There are also doubts about whether the powerful military, which enjoys sweeping powers under the constitution and has mandatory 25 percent control of parliament, will back the change.
Together, the military and the military-backed USDP control more than 80 percent of parliament, eclipsing the 75 percent support required for a constitutional amendment in the legislature.
Aung San Suu Kyi agrees that the government appears reluctant to amend the constitution, but remains positive.
She has made trips to the provinces to rally support for proposed constitutional amendments aimed also at giving greater powers to ethnic groups, which had been fighting with the military for decades for greater autonomy in their resource-rich states.
“I still have hope because some groups and individuals [in government] have not yet said there will be no amendment to Article 59,” she said.
But her plan for a four-way meeting between Thein Sein, Shwe Mann, the country's military chief Senior General Min Aung Hlaing, and herself has been turned down by the president, saying it was premature to have such talks when the parliamentary panel is still deliberating on the public proposals on the constitutional amendments.
Senior General Min Aung Hlaing also appeared to rebuff her for criticizing the military's dabbling in politics.
When she argued recently that the military's involvement in politics under the current constitution has created "animosity" with the people, the military chief shot back that the armed forces were in politics "so that people will abide by the law in harmony with democratic practices.”
Specter of sanctions returning
Western powers who have withdrawn long-running sanctions against Myanmar following Thein Sein's reform efforts may restore the restrictions if Aung San Suu Kyi is not allowed to bid for the presidency in the 2015 elections, in which her National League for Democracy is widely expected to win.
Until Aung San Suu Kyi can run for President, Myanmar is no democracy, declared Britain's Parliamentary Speaker John Bewcow in an opinion piece in The Independent, a leading newspaper in his country.
"[F]or me, the simplest and most urgent reform needed ahead of the 2015 election is the Presidential eligibility clause. Now is the time to speak out about a matter that is urgent and morally serious — the right for Suu Kyi to run for President," he said.
He said that if the military chooses to block constitutional amendments, the world will demand to know why.

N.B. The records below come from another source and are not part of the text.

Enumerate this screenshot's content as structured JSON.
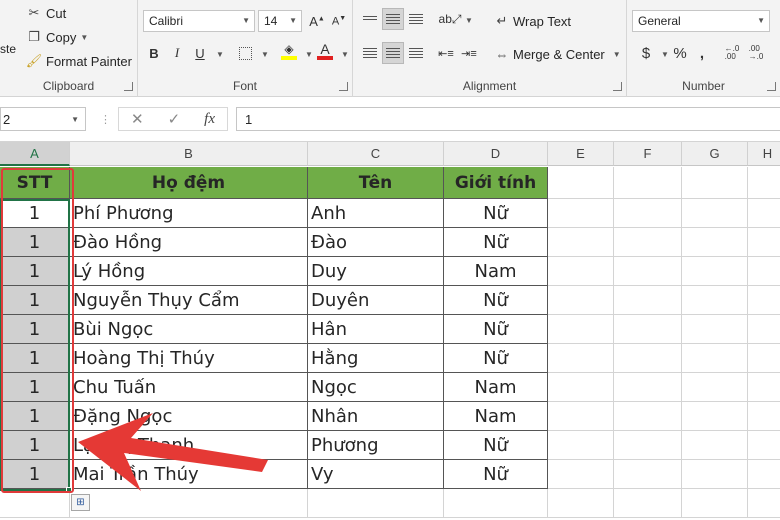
{
  "clipboard": {
    "paste_label": "ste",
    "cut_label": "Cut",
    "copy_label": "Copy",
    "format_painter_label": "Format Painter",
    "group_label": "Clipboard"
  },
  "font": {
    "font_name": "Calibri",
    "font_size": "14",
    "bold_label": "B",
    "italic_label": "I",
    "underline_label": "U",
    "group_label": "Font"
  },
  "alignment": {
    "wrap_text_label": "Wrap Text",
    "merge_center_label": "Merge & Center",
    "group_label": "Alignment"
  },
  "number": {
    "format_value": "General",
    "currency_label": "$",
    "percent_label": "%",
    "comma_label": ",",
    "group_label": "Number"
  },
  "formula_bar": {
    "name_box": "2",
    "fx_label": "fx",
    "value": "1"
  },
  "columns": [
    "A",
    "B",
    "C",
    "D",
    "E",
    "F",
    "G",
    "H"
  ],
  "table": {
    "headers": [
      "STT",
      "Họ đệm",
      "Tên",
      "Giới tính"
    ],
    "rows": [
      {
        "stt": "1",
        "ho_dem": "Phí Phương",
        "ten": "Anh",
        "gioi_tinh": "Nữ"
      },
      {
        "stt": "1",
        "ho_dem": "Đào Hồng",
        "ten": "Đào",
        "gioi_tinh": "Nữ"
      },
      {
        "stt": "1",
        "ho_dem": "Lý Hồng",
        "ten": "Duy",
        "gioi_tinh": "Nam"
      },
      {
        "stt": "1",
        "ho_dem": "Nguyễn Thụy Cẩm",
        "ten": "Duyên",
        "gioi_tinh": "Nữ"
      },
      {
        "stt": "1",
        "ho_dem": "Bùi Ngọc",
        "ten": "Hân",
        "gioi_tinh": "Nữ"
      },
      {
        "stt": "1",
        "ho_dem": "Hoàng Thị Thúy",
        "ten": "Hằng",
        "gioi_tinh": "Nữ"
      },
      {
        "stt": "1",
        "ho_dem": "Chu Tuấn",
        "ten": "Ngọc",
        "gioi_tinh": "Nam"
      },
      {
        "stt": "1",
        "ho_dem": "Đặng Ngọc",
        "ten": "Nhân",
        "gioi_tinh": "Nam"
      },
      {
        "stt": "1",
        "ho_dem": "Lại Thị Thanh",
        "ten": "Phương",
        "gioi_tinh": "Nữ"
      },
      {
        "stt": "1",
        "ho_dem": "Mai Trần Thúy",
        "ten": "Vy",
        "gioi_tinh": "Nữ"
      }
    ]
  },
  "colors": {
    "header_fill": "#70ad47",
    "selection": "#217346",
    "annotation": "#e03a3a"
  }
}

U.S. envoy to Myanmar Derek Mitchell said the country faces hard decisions in the coming years “and the people must feel they are being made by leaders of their choice.”
“As an observer interested in seeing this country reach its potential as a democratic state, it seems curious to me that someone who is the leader of a major political party, chair of a major parliamentary committee, who has sacrificed herself for decades as a courageous patriot committed to the success and strength of the country, someone clearly very popular with the people, will be excluded from presidential contention,” he said.
David Steinberg, a longtime Myanmar expert, said the United States may have to be prepared to face the prospect of 2015 elections being held without constitutional amendments—even if the polls are considered relatively free and fair.
"Consider, however, the not improbable results of those elections if foreign observers and others consider them relatively free and fair but the constitution is not amended, thus denying the international community's avatar of democracy her chance at the presidency," said Steinberg, visiting scholar at the School of Advanced International Studies, Johns Hopkins University.
"What will the position of the United States be?" he asked. "Statesmen and politicians never like to answer hypothetical questions, but policymakers should be considering alternatives. This could be the most important future policy position on Myanmar that President [Barack] Obama will have to make."